Biology / Diet / Behavior (Source: Wikipedia)
The northern whiting is the most geographically widespread of the Sillaginidae, but is still confined to the Indian and Western Pacific Oceans. Its easternmost range is from South Africa north along the west coast of Africa and into the Red sea and Persian Gulf. It is common along the Indian and Asian coast, extending to Taiwan and has been recorded in Japan, however these likely are confused with S. japonica. It is common throughout the Indonesian Archipelago, the Philippines and extends as far south as northern Australia. The species has been declared an invasive species to the eastern Mediterranean, passing through the Suez Canal from the Red Sea since 1977 as part of the Lessepsian migration, becoming widespread.
The northern whiting is primarily an inshore species, rarely seen in depth of more than 20 m. It commonly inhabits both high energy beaches and sandbars as well as more protected bays along mangrove creeks and tidal flats. The species commonly enters estuaries, and has even been recorded in freshwater, despite the fact it has no anatomical adaptations to cope with this change. The northern whiting does not migrate or move offshore at various times of the year like some co-occurring sillaginids.
Like most members of the family, S. sihama can bury itself in the sand when danger approaches and commonly avoids seine-nets by employing this behaviour, giving them the common name 'sandborer' in some countries.
The principal items of diet are polychaete worms, small prawns and copepods, with other Crustacea including Decopoda, Ocypoda, shrimps, and amphipods also taken. Small fish are often taken and filamentous algae is consumed. Australian specimens frequently contain polychaete worms and small Crustacea. The species often has a similar, but slightly different diet compared to other coexisting sillaginids and other fishes, with few cases of wide dietary overlap recorded. The juveniles and adults also show disparity in their diets, with juveniles taking zooplankton such as copepods, while adults take larger crustaceans and polychaetes.
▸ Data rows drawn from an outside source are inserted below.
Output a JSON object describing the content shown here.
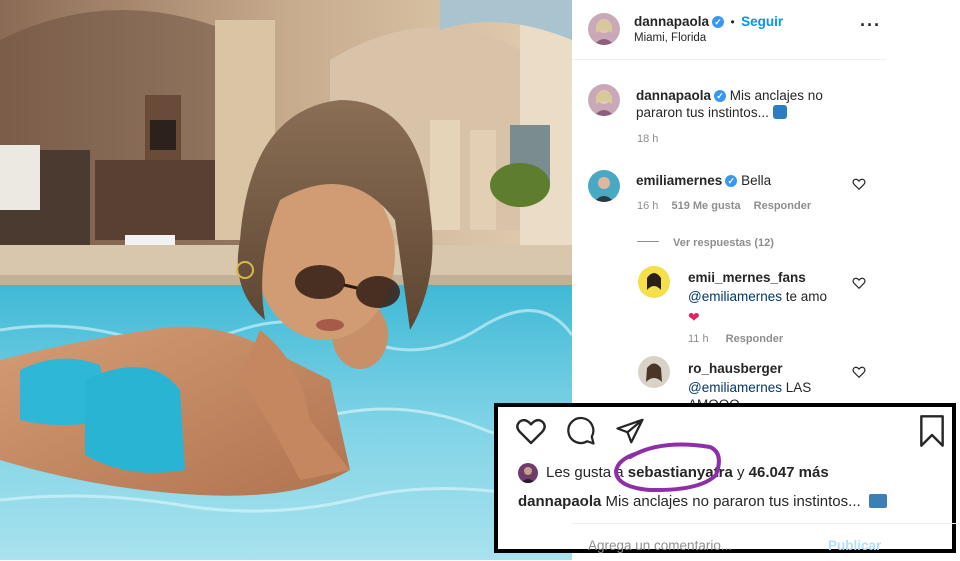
{
  "header": {
    "username": "dannapaola",
    "verified": true,
    "follow_label": "Seguir",
    "separator": "•",
    "location": "Miami, Florida",
    "more_icon": "more-horizontal-icon"
  },
  "caption": {
    "username": "dannapaola",
    "text": "Mis anclajes no pararon tus instintos...",
    "emoji": "wave-emoji",
    "time": "18 h"
  },
  "comments": [
    {
      "username": "emiliamernes",
      "verified": true,
      "text": "Bella",
      "time": "16 h",
      "likes": "519 Me gusta",
      "reply_label": "Responder",
      "view_replies": "Ver respuestas (12)"
    },
    {
      "username": "emii_mernes_fans",
      "mention": "@emiliamernes",
      "text": "te amo",
      "emoji": "red-heart-emoji",
      "time": "11 h",
      "reply_label": "Responder"
    },
    {
      "username": "ro_hausberger",
      "mention": "@emiliamernes",
      "text": "LAS",
      "text2": "AMOOO"
    }
  ],
  "overlay": {
    "likes_prefix": "Les gusta a",
    "liker": "sebastianyatra",
    "likes_suffix": "y",
    "likes_count": "46.047 más",
    "caption_user": "dannapaola",
    "caption_text": "Mis anclajes no pararon tus instintos...",
    "icons": [
      "heart-icon",
      "comment-icon",
      "share-icon",
      "bookmark-icon"
    ],
    "highlight_color": "#8f2fa8"
  },
  "footer": {
    "placeholder": "Agrega un comentario...",
    "publish_label": "Publicar"
  },
  "colors": {
    "link_blue": "#0095f6",
    "verified_blue": "#3897f0",
    "muted": "#8e8e8e"
  }
}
Spawning occurs year round, but a peak of spawning activity occurs once during the year at variable times over the species range. Peak of spawning in Thailand is August and November.